Community observes ‘a day of service and love’ five years after Stoneman Douglas shooting
South Florida Sun-Sentinel | By Spencer Norris | February 14, 2023
Parkland and other communities across South Florida are coming together to mark five years since the shooting at Marjory Stoneman Douglas High School.
While the wounds remain deep five years later, for some people, time has made them less raw.
Two teachers, Felicia Burgin and Cindi Helverson, stopped by a small public commemoration at a garden outside of the school Tuesday morning, at the corner of Holmberg and Pine Island Road. It was the first time either had decided to spend Feb. 14 on campus since the attack.

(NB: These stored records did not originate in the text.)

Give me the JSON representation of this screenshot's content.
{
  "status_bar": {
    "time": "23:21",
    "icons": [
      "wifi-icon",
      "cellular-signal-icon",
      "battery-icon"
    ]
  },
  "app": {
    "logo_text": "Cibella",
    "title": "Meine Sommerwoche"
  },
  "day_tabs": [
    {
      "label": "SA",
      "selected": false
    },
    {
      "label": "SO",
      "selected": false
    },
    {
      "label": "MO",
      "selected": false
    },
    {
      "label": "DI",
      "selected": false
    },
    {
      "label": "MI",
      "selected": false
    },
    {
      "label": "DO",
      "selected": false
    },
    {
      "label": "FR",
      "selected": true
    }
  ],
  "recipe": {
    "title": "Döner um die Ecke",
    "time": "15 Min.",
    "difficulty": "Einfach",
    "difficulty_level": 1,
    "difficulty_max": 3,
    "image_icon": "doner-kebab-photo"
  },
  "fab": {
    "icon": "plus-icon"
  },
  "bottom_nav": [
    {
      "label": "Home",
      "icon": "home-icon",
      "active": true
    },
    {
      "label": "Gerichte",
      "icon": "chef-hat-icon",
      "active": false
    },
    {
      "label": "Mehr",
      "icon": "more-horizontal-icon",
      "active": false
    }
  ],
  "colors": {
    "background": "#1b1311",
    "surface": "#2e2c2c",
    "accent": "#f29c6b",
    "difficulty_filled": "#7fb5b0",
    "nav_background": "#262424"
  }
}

Burgin, an English teacher, said she wasn’t sure how she would feel once she stepped onto the property, but for the moment felt like was the right next step in the healing process.
“It’s year five, and it seems like a very [momentous] year for some reason, like a shift of sorts,” she said. It’s the first year since the tragedy that she plans to celebrate Valentine’s Day.
“For a long time, we just felt like that was disrespectful or sad, or like somehow we weren’t remembering them by celebrating,” she said. “But it feels like it’s come to a point where maybe we can celebrate them on Valentine’s Day.”
The school district’s “Day of Service and Love” was designated as a day for students, staff and volunteers “to come together to support each other through a variety of community service activities at schools across the county,” the district said.
17, the count of those lost in the tragedy, is a number that will run through the commemorations. At 10:17 a.m. Tuesday, 17 Stoneman Douglas staff members placed flowers on plaques for each of the 17 victims who died at the school in 2018.
Broward Commissioner Michael Udine and Congressmen Maxwell Frost and Jared Moskowitz stopped to make remarks at news conferences at the school and neighboring Pine Trails Park.
“This community is still not healed, and it is a scab that constantly gets picked off every time there is another mass shooting in another community,” Moskowitz said. His comments come on the heels of an attack that happened Monday night, when a gunman opened fire at Michigan State University, killing three students and wounding five.
But while politicians tried to steer clear of politics, there was no avoiding the policy issues roiling in the background.
The elected officials visiting Stoneman Douglas stopped to answer questions about the legislative proposals. Moskowitz, who was a state representative at the time of the massacre, is among those who’ve opposed Florida’s move toward allowing people to carry concealed weapons without having to get a permit. Supporters of the bill have said it protects people’s right to protect themselves.
But Moskowitz said Florida allowing permitless carry is “obviously a step backward. It’s a solution in search of a problem that does not exist.”
Eric and Margaret Lipetz, 86 and 83, stopped to visit the memorial garden. Eric, a Belgian Holocaust survivor, said a brief prayer before taking a seat next to his wife. He had lectured at the school previously, including a week before the shooting, he said. Their youngest grandchild will start school at Marjory Stoneman Douglas next year.
“When we came here, I thought that was the end of this kind of stuff. These mass killings, these genocides, the stupidity of wars and all. But it starts all over again,” Eric said.
He asked aloud the sort of desperate questions that, in spite of the healing that has occurred, have hung like a pall over the community since the shooting.
“Where does it stop? How does it stop? When are we going to grow up? Why do we need so many weapons? Why can’t we control crime? Why can’t we control any of this?” he wondered.
“My generation is getting too old to continue,” he said. “But you gotta pick up the flame. You’ve gotta do something to stop all this stupidity.”